Consumer out-of-pocket spending on healthcare is set to hit an estimated $491.6 billion, or about $1,650 per person, in the U.S., according to a recent report.
The number is a roughly 10% increase over last year’s total and is expected to maintain a continual annual growth rate of 9.9% for the next five years, according to healthcare market research group Kalorama Information.
This will yield an annual out-of-pocket spending total just shy of $800 billion by 2026, the group said.
Kalorama highlighted a handful of government, business and demographic trends that are expected to drive consumers’ out-of-pocket spending outward in a release summarizing the full report.
On the public side, the group called out the Affordable Care Act’s individual mandate repeal, cost shifting for managed care organizations and other “various policy changes that make healthcare more expensive.”
Individuals will also be spending more as they contend with obesity, aging and other chronic conditions such as mental illness and addiction, all while seeing cutbacks in their public and private healthcare coverage, Kalorama wrote.
At the same time, the research group predicts spending totals will be held in check by more generics and over-the-counter medication options, increasing use of disease management programs and the spread of high-deductible health plans.

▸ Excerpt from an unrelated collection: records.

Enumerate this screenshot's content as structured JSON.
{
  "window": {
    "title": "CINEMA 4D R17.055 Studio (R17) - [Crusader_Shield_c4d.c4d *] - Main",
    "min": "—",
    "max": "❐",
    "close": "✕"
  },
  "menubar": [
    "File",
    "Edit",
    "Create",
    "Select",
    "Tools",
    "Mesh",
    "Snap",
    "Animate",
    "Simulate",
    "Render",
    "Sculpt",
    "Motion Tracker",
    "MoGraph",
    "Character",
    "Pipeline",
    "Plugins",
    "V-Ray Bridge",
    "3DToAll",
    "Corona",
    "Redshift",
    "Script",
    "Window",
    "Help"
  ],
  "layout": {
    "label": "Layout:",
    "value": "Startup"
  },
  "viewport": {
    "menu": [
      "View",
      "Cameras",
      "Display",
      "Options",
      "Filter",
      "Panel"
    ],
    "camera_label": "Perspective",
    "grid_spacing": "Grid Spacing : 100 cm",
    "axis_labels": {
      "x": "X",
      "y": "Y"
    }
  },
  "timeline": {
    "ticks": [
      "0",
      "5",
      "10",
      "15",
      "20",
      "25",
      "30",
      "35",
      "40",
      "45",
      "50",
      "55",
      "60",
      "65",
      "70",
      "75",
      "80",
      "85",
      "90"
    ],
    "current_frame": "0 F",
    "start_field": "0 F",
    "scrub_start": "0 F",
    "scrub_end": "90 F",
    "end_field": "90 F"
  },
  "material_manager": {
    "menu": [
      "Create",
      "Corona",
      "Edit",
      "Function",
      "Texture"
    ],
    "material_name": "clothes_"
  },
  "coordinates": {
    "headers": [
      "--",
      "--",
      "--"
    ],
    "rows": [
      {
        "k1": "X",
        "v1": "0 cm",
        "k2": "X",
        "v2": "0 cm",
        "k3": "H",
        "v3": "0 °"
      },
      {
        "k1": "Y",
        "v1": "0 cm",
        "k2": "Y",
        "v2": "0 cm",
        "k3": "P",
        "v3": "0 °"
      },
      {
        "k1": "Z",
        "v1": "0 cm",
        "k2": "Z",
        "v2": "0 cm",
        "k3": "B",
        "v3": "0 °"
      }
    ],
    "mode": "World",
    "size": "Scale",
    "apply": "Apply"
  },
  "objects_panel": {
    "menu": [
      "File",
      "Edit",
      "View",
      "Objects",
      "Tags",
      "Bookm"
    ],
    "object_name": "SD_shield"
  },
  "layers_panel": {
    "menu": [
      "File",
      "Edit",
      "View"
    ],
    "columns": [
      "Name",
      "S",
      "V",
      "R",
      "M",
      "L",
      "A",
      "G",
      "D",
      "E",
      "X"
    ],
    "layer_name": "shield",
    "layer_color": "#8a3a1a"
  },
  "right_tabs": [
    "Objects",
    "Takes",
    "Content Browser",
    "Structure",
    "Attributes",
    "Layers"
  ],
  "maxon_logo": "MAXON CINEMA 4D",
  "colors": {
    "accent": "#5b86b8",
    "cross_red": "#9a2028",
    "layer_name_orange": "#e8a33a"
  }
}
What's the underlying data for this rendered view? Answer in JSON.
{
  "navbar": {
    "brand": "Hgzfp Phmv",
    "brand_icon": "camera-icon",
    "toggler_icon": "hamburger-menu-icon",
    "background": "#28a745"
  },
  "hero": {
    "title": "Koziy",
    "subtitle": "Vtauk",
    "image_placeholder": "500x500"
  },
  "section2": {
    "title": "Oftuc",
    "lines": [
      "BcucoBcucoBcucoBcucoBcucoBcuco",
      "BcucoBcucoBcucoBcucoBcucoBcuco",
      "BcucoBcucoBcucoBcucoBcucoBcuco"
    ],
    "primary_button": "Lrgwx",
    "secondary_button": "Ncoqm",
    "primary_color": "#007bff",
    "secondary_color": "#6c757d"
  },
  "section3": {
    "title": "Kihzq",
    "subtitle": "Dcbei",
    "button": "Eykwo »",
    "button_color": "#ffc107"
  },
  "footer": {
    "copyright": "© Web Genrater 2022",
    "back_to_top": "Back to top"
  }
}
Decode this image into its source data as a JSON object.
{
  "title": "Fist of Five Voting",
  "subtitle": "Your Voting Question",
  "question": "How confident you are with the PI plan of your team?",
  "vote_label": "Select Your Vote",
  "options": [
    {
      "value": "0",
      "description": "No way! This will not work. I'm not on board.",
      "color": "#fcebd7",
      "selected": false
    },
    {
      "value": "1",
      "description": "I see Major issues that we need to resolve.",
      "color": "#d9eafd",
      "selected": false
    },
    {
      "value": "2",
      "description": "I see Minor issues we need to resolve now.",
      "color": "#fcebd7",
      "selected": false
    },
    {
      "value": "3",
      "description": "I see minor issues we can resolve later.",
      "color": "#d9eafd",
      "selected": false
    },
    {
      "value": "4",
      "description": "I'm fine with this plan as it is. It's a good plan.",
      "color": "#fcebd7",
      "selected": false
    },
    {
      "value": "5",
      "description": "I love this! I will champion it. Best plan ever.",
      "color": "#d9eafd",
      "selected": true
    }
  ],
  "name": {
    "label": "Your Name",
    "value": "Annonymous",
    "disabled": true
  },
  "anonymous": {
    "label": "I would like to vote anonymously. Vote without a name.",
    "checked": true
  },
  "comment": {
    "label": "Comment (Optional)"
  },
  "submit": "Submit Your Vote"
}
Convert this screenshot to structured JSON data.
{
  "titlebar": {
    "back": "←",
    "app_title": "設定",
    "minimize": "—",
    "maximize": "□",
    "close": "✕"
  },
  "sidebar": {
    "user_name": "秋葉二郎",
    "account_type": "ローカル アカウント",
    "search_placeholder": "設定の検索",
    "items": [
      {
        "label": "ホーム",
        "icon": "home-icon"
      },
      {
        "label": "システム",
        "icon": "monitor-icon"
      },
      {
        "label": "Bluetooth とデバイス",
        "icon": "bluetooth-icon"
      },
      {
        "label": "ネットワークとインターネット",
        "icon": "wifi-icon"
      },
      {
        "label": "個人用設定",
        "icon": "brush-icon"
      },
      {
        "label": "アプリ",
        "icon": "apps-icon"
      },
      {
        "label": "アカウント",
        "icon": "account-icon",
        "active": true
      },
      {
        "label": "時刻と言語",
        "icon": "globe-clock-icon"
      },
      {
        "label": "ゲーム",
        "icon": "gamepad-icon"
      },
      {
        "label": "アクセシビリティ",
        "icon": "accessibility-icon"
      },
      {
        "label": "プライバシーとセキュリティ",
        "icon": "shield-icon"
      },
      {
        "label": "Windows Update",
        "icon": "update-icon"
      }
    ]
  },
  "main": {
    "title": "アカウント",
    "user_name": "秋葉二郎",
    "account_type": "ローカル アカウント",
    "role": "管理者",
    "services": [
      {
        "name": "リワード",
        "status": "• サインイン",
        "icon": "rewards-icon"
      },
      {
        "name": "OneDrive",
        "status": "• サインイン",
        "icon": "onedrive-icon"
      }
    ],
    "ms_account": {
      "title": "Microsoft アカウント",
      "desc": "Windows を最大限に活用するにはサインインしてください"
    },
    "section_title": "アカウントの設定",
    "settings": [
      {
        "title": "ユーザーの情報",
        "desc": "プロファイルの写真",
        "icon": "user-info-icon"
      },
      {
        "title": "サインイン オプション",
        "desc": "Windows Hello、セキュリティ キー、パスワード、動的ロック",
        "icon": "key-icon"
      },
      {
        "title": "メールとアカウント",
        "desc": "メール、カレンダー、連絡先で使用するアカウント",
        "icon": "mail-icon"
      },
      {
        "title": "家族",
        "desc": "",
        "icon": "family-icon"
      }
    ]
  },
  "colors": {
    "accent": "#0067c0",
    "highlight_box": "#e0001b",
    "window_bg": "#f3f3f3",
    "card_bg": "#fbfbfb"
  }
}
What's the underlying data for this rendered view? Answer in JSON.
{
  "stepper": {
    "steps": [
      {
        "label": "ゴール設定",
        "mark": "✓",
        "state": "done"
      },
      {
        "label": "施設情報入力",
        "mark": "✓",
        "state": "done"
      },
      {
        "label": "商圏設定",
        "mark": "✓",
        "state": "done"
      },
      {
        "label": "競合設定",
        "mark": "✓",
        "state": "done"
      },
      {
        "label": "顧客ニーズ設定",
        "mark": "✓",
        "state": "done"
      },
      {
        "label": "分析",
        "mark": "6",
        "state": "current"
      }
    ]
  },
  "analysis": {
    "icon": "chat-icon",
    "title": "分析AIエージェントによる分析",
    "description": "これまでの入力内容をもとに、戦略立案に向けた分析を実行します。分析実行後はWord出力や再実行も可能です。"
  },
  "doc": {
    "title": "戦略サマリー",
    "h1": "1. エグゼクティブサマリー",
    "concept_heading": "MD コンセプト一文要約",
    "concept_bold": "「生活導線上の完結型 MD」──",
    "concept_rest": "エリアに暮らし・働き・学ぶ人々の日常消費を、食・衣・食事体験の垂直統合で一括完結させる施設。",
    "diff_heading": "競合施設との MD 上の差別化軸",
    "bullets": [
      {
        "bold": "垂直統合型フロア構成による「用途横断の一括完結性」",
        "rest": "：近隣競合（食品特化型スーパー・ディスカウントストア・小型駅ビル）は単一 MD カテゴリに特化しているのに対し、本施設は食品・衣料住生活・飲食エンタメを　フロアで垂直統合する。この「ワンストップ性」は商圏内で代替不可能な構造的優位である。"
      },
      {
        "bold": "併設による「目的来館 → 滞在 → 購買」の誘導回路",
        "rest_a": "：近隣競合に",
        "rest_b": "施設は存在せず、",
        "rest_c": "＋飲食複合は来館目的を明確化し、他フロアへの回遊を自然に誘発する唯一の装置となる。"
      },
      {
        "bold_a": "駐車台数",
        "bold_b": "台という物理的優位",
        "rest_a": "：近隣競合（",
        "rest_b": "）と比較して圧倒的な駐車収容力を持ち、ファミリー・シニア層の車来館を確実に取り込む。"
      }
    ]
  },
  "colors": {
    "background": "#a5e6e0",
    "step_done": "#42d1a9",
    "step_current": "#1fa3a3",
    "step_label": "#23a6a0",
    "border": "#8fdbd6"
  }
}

The group also expects larger economic forces to play a role on individual behaviors.
“Salary growth will continue to lag healthcare cost increases and as consumers are unable to afford rising expenditures, they will increasingly forgo treatment and/or search for less expensive options such as generic or OTC medications,” Kalorama wrote in a release. “The economic effects of the COVID pandemic will further dampen spending, although not significantly.”
Overall increases in out-of-pocket spending go hand in hand with another recently highlighted trend—consumer medical debt.
A July study published in JAMA described a decline in Americans’ medical debts during the last decade, but also noted that these missed payments are now the single largest contributor to personal debt in the U.S.
Medical debt and increased out-of-pocket payments each lead individuals to skip preventive care or postpone necessary treatments. These behaviors often worsen outcomes and ultimately lead to greater expenses across the healthcare system.